> _Task to carry out_
Search the listing below for "field". Copy each matching line.

> _Exercise data_
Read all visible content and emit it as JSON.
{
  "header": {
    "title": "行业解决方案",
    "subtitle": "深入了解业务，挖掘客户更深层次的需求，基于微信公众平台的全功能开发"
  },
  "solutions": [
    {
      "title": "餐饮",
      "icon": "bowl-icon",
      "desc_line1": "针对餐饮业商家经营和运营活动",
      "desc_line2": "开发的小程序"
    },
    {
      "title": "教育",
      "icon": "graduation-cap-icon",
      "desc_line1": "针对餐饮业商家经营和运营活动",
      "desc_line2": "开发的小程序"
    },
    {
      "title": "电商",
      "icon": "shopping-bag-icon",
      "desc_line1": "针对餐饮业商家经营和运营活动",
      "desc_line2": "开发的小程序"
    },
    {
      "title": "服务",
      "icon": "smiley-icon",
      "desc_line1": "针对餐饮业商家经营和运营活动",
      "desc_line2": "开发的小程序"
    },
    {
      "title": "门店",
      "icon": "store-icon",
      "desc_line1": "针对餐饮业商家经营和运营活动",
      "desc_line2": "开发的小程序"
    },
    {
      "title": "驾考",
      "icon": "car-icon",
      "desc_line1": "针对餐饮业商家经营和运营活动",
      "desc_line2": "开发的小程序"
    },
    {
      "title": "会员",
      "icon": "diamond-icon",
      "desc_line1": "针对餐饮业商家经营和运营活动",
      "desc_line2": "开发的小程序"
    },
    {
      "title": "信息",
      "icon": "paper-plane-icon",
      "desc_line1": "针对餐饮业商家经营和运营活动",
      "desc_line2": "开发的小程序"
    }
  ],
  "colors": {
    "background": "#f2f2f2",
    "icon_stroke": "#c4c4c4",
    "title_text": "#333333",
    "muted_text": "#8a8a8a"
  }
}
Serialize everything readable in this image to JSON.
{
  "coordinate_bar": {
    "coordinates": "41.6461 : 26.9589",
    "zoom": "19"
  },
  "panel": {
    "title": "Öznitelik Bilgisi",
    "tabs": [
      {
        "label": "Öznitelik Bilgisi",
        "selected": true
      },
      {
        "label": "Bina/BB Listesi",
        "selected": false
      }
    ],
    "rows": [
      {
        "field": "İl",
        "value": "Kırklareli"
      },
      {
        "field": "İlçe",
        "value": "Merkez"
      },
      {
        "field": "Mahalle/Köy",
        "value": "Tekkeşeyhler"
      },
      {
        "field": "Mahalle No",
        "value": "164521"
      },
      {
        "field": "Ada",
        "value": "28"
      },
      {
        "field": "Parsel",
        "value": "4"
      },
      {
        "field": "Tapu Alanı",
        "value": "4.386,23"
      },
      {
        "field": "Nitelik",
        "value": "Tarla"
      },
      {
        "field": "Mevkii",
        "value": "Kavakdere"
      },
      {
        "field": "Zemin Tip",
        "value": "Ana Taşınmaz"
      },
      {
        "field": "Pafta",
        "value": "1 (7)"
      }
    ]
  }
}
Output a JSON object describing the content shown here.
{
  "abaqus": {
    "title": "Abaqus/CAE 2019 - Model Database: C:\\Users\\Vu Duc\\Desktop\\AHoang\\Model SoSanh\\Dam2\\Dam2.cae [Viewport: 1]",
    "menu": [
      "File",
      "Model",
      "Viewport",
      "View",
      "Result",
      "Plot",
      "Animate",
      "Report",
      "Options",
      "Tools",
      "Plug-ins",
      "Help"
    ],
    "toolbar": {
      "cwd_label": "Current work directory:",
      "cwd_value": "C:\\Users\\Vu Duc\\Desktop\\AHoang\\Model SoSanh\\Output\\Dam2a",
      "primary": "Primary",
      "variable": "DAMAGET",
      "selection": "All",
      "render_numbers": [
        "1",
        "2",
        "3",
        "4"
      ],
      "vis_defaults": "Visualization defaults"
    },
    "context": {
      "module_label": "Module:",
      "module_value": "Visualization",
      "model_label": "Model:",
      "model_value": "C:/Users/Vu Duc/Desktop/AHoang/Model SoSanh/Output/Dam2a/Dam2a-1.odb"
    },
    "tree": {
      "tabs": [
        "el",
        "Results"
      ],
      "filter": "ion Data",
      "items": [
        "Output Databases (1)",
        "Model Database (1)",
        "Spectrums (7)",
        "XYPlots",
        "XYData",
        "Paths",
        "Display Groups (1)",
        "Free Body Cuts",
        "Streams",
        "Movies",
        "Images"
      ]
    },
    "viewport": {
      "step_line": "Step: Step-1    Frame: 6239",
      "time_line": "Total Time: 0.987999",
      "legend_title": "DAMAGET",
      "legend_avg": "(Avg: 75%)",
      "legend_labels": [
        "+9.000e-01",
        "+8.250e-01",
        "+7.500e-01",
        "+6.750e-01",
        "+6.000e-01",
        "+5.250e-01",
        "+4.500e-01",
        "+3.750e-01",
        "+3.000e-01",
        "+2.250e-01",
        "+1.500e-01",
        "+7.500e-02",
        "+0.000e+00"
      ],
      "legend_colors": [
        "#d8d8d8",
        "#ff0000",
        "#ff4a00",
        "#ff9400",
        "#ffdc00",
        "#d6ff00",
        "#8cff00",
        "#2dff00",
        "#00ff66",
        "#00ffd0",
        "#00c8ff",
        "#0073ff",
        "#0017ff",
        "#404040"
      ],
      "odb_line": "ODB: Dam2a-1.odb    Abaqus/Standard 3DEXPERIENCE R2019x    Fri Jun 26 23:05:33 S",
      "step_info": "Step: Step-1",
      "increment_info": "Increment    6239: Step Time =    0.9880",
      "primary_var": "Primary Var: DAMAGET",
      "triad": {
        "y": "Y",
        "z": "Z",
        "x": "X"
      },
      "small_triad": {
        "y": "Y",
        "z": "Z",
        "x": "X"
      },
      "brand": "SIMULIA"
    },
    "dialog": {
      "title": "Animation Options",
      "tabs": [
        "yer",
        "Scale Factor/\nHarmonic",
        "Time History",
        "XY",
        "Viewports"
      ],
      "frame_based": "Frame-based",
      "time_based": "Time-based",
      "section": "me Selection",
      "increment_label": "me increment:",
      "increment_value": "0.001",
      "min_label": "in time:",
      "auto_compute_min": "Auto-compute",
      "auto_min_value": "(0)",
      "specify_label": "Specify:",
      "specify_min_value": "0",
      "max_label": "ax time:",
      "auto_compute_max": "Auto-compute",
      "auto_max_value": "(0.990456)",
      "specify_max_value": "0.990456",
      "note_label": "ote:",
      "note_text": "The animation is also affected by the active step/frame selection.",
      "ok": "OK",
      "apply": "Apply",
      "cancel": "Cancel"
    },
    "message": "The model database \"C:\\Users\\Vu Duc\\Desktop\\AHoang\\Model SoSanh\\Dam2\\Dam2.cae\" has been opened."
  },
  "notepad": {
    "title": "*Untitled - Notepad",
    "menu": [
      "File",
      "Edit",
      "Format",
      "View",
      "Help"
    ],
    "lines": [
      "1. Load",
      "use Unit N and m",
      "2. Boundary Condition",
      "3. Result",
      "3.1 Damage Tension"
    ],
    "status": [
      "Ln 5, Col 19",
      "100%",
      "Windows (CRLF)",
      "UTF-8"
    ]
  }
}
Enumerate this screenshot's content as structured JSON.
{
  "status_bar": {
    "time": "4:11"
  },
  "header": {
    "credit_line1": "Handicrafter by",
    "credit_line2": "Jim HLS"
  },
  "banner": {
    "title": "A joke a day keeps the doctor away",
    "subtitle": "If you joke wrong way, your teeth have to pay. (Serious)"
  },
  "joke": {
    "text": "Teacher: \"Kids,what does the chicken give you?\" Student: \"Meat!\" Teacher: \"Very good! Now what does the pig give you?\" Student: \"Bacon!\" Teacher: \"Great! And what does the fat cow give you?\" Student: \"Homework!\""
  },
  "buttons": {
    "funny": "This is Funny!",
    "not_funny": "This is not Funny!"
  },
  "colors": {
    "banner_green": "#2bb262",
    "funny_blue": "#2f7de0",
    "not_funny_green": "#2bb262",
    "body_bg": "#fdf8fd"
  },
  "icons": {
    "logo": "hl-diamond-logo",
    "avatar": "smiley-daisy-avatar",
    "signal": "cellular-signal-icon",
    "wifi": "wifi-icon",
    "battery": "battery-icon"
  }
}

> _Answer to this task_
        "field": "İl",
        "field": "İlçe",
        "field": "Mahalle/Köy",
        "field": "Mahalle No",
        "field": "Ada",
        "field": "Parsel",
        "field": "Tapu Alanı",
        "field": "Nitelik",
        "field": "Mevkii",
        "field": "Zemin Tip",
        "field": "Pafta",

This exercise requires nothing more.